<<<<

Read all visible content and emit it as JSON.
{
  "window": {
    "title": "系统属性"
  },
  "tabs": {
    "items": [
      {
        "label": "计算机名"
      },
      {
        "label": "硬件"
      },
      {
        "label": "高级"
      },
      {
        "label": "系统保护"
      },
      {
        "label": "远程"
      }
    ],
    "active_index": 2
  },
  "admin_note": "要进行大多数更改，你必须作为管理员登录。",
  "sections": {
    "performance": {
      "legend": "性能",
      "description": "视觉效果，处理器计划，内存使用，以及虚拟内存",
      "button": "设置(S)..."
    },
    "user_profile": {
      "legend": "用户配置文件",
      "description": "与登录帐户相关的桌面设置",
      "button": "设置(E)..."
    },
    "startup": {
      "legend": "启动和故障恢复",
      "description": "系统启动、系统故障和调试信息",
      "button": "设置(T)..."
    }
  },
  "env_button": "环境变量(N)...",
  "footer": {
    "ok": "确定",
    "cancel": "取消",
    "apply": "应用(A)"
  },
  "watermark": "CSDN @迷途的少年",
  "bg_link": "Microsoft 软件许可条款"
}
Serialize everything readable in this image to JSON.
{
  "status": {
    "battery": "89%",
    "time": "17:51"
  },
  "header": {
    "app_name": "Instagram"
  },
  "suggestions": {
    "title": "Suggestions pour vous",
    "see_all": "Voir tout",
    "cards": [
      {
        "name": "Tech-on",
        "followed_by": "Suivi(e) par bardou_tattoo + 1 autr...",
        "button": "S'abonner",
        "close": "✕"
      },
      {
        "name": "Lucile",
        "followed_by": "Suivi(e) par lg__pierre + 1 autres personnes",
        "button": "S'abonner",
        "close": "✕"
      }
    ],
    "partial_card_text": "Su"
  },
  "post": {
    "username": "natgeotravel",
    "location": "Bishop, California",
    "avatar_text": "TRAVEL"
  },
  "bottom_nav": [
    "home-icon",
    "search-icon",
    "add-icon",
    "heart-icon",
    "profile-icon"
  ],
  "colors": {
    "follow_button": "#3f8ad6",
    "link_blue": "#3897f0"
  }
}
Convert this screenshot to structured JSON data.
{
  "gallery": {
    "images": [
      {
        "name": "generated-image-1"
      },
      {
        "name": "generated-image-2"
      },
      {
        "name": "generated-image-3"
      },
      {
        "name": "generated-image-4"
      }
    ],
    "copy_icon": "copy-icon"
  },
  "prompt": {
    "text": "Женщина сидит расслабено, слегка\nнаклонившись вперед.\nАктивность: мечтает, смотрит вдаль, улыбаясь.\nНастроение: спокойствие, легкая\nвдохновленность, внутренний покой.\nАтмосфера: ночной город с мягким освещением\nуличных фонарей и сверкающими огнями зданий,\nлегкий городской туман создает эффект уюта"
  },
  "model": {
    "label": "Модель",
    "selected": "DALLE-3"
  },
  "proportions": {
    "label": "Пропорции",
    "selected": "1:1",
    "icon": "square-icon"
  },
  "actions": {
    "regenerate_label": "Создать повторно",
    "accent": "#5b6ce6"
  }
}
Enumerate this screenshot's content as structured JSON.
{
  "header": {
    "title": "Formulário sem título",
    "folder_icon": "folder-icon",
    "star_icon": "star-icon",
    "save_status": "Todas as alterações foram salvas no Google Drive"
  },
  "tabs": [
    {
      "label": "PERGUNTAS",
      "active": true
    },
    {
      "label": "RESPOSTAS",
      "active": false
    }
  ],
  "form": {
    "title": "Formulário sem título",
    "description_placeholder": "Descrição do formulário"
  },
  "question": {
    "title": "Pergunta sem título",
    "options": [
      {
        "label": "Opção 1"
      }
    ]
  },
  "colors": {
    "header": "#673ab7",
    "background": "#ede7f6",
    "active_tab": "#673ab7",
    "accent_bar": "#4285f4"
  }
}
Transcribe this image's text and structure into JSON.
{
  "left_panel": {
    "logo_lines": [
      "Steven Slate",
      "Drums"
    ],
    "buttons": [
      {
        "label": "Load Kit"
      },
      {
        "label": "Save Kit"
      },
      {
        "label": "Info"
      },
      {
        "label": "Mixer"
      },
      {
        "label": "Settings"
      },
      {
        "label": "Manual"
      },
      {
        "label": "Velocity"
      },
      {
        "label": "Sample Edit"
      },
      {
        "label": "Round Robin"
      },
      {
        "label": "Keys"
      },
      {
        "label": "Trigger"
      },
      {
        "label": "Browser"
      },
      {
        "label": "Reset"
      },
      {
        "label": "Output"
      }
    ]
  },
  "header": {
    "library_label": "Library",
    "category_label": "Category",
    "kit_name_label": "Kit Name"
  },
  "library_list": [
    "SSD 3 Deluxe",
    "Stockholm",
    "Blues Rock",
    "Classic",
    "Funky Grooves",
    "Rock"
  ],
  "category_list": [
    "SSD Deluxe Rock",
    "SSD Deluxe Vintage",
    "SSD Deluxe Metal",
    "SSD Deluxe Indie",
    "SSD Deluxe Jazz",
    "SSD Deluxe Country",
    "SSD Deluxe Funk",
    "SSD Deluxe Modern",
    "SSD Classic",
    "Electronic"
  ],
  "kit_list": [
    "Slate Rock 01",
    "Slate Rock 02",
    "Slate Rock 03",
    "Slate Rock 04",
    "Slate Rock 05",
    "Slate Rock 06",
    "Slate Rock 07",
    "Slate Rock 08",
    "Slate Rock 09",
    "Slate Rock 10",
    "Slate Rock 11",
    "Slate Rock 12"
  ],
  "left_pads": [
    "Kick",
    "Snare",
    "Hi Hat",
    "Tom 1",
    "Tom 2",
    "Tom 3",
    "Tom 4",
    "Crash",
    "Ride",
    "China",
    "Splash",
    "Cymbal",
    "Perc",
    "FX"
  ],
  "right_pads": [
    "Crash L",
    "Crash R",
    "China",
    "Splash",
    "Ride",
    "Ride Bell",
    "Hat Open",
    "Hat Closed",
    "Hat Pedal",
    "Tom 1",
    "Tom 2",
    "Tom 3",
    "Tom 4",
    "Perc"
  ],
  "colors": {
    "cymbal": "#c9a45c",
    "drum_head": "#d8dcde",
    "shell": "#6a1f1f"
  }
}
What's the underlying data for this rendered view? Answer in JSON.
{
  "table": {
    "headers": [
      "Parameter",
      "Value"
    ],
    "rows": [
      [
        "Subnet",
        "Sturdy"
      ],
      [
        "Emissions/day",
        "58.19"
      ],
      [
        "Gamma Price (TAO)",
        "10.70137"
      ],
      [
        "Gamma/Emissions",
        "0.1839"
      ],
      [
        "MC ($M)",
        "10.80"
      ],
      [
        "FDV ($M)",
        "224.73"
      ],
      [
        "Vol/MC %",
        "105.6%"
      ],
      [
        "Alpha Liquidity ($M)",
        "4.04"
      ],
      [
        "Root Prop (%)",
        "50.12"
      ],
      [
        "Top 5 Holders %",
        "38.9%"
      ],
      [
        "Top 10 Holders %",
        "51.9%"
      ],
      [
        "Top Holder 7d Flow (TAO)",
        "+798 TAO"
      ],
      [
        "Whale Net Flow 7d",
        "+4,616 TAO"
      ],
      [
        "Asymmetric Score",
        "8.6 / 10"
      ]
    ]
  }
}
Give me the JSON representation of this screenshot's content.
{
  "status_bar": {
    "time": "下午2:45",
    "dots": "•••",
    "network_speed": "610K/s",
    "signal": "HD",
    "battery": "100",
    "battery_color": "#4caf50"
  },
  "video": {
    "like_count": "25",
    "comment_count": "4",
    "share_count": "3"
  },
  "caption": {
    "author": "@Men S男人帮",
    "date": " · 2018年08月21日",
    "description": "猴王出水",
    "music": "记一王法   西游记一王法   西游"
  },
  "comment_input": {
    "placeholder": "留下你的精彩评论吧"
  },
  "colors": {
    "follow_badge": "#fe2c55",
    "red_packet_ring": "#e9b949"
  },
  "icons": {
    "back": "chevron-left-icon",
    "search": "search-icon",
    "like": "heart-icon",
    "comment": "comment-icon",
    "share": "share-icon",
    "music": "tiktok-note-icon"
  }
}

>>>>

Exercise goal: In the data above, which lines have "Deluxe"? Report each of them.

Answer below:
    "SSD 3 Deluxe",
    "SSD Deluxe Rock",
    "SSD Deluxe Vintage",
    "SSD Deluxe Metal",
    "SSD Deluxe Indie",
    "SSD Deluxe Jazz",
    "SSD Deluxe Country",
    "SSD Deluxe Funk",
    "SSD Deluxe Modern",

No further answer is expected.